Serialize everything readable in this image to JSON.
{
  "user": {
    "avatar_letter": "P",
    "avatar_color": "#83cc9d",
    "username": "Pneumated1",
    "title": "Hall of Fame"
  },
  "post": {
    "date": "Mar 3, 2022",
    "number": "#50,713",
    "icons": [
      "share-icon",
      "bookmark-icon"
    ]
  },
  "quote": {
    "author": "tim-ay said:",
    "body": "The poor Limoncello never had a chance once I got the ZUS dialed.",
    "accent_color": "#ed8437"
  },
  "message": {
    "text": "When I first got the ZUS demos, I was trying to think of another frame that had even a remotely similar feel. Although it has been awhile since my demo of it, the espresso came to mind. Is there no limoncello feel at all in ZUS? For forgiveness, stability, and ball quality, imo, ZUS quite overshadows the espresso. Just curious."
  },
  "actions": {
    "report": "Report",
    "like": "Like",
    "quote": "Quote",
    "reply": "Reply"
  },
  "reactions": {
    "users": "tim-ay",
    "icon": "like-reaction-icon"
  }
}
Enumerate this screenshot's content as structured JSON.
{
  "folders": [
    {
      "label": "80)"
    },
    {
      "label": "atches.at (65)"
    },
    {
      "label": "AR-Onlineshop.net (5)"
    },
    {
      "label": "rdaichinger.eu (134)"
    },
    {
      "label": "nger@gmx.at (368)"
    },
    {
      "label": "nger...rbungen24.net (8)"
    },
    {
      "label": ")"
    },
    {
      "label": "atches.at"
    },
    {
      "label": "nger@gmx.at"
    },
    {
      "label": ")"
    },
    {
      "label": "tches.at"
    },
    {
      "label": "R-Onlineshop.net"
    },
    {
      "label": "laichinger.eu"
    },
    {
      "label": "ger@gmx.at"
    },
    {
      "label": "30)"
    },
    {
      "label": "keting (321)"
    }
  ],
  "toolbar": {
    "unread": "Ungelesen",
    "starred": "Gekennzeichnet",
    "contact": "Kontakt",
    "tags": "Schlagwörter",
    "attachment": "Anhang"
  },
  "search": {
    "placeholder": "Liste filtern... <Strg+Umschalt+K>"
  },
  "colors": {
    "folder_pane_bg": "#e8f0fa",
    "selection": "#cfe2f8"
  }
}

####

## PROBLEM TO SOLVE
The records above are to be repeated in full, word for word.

## RESPONSE TO THE TASK
Serialize everything readable in this image to JSON.
{
  "user": {
    "avatar_letter": "P",
    "avatar_color": "#83cc9d",
    "username": "Pneumated1",
    "title": "Hall of Fame"
  },
  "post": {
    "date": "Mar 3, 2022",
    "number": "#50,713",
    "icons": [
      "share-icon",
      "bookmark-icon"
    ]
  },
  "quote": {
    "author": "tim-ay said:",
    "body": "The poor Limoncello never had a chance once I got the ZUS dialed.",
    "accent_color": "#ed8437"
  },
  "message": {
    "text": "When I first got the ZUS demos, I was trying to think of another frame that had even a remotely similar feel. Although it has been awhile since my demo of it, the espresso came to mind. Is there no limoncello feel at all in ZUS? For forgiveness, stability, and ball quality, imo, ZUS quite overshadows the espresso. Just curious."
  },
  "actions": {
    "report": "Report",
    "like": "Like",
    "quote": "Quote",
    "reply": "Reply"
  },
  "reactions": {
    "users": "tim-ay",
    "icon": "like-reaction-icon"
  }
}
Enumerate this screenshot's content as structured JSON.
{
  "folders": [
    {
      "label": "80)"
    },
    {
      "label": "atches.at (65)"
    },
    {
      "label": "AR-Onlineshop.net (5)"
    },
    {
      "label": "rdaichinger.eu (134)"
    },
    {
      "label": "nger@gmx.at (368)"
    },
    {
      "label": "nger...rbungen24.net (8)"
    },
    {
      "label": ")"
    },
    {
      "label": "atches.at"
    },
    {
      "label": "nger@gmx.at"
    },
    {
      "label": ")"
    },
    {
      "label": "tches.at"
    },
    {
      "label": "R-Onlineshop.net"
    },
    {
      "label": "laichinger.eu"
    },
    {
      "label": "ger@gmx.at"
    },
    {
      "label": "30)"
    },
    {
      "label": "keting (321)"
    }
  ],
  "toolbar": {
    "unread": "Ungelesen",
    "starred": "Gekennzeichnet",
    "contact": "Kontakt",
    "tags": "Schlagwörter",
    "attachment": "Anhang"
  },
  "search": {
    "placeholder": "Liste filtern... <Strg+Umschalt+K>"
  },
  "colors": {
    "folder_pane_bg": "#e8f0fa",
    "selection": "#cfe2f8"
  }
}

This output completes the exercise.